A Morgan Stanley strategist is seeing signs that the stock market’s current momentum could be waning, according to a recent article in The Wall Street Journal.
According to equity strategist Michael Wilson, the article says, there is evidence of a “buying climax” that could result in a dip over the weeks ahead. “Technical sell signals,” says WSJ, “haven’t proved terribly useful to investors this year as the stock market has gone nowhere but up.
Even so,” it adds, “Mr. Wilson points to muted post-earnings price performance and a popular reading on market momentum as signs that this rally could be running out of steam.” The strategist also argues that investors are viewing earnings misses more harshly than beats—which suggests that they may have bid up shares ahead of earnings season and could have “exhausted their enthusiasm even though earnings growth has been pretty much as expected.”
Another worrisome indicator to Wilson, the article reports, is the relative strength index (RSI), which compares the level of share gains and losses to identify “overbought” or “oversold” conditions. The S&P 500, according to WSJ, has reflected a 14-day RSI of over 70, which Wilson views as an overbought level.

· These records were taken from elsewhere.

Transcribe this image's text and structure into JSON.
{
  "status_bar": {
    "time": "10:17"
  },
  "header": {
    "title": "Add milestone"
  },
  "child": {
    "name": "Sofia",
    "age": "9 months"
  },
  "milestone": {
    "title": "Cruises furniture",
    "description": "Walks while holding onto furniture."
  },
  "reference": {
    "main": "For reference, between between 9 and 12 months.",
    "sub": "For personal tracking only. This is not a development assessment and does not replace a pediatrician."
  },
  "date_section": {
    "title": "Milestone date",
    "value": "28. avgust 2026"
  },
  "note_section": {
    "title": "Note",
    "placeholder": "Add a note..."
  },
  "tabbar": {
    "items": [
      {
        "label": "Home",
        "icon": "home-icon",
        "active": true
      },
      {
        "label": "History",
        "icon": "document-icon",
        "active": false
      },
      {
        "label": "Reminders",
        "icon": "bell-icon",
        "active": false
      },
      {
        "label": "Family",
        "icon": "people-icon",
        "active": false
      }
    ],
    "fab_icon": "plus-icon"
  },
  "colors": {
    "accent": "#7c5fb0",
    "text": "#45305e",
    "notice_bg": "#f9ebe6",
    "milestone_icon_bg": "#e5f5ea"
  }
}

This has held for 15 days, the longest period since 1996. Wilson found, the article reports, that in the 13 similar periods when the benchmark was “comparably overbought” since 1975, a dip of at least 2% occurred within one month.
That said, the article concludes, Wilson expects the S&P 500 to hit 2700 by early 2018, and believes investors should buy into any pullback.